    The 7-year-old Japanese boy who went missing nearly a week ago after his parents left him in a forest as punishment was found unharmed Friday, police said, in a case that had set off a nationwide debate about parental disciplining. 

    The boy, missing since Saturday, was found Friday morning by a soldier in a military drill area on the northernmost main island of Hokkaido. The boy identified himself as Yamato Tanooka, the name of the boy who went missing, police said. 

    Kyodo News service reported that the boy told police he had been in the drill area for several days after walking alone in the forest. NHK TV said his parents identified their son, who was taken to a hospital by helicopter for checkups. 

    The boy suffered some dehydration and was getting an intravenous drop, but besides some minor scratches on his arms and feet, no serious risks to his health were found, a medical doctor who had examined him was quoted as saying by Kyodo. 

    The drill area where he was found was about 5 kilometers (3 miles) from where he disappeared. 

    The boy's parents had made him get out of their car as punishment on Saturday, they told Japanese TV news, leaving him in a forest reputed as ridden with bears. When they returned after several minutes, he had vanished. 

    More than 180 rescuers, including troops, have been searching the area. 

    The boy's plight riveted the nation, highlighted in daily news, and setting off some soul-searching about appropriate punishment. 

    Although Japan has a reputation for spoiling children, pampering them and not being strict about manners, the culture also is not as progressive in promoting the individual human rights of children, common in the West, traditionally viewing children almost as property of the family. 

    Abandonment and child abuse are far more common in Japan than the stereotype of the doting parent and stay-at-home mom would suggest.

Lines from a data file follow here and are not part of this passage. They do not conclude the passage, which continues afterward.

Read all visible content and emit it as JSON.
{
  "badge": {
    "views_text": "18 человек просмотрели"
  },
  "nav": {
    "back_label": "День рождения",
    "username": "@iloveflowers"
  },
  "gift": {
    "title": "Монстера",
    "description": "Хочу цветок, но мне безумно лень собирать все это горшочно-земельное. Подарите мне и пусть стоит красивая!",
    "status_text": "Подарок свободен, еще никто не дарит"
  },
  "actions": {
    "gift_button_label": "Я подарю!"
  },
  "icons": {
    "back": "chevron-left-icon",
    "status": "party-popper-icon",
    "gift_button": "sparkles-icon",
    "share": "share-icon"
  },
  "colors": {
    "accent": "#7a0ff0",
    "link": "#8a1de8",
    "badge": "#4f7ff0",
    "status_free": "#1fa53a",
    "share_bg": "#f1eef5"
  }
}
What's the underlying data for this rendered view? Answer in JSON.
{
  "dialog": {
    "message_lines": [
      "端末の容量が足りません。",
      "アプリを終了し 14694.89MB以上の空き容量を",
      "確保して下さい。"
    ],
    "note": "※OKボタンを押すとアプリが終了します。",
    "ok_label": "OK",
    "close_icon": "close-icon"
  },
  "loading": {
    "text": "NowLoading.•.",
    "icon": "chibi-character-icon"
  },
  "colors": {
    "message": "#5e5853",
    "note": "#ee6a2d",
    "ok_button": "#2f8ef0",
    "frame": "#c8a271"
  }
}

    The parents reportedly told police they had punished the boy for throwing rocks at people and cars while playing at a river earlier in the day.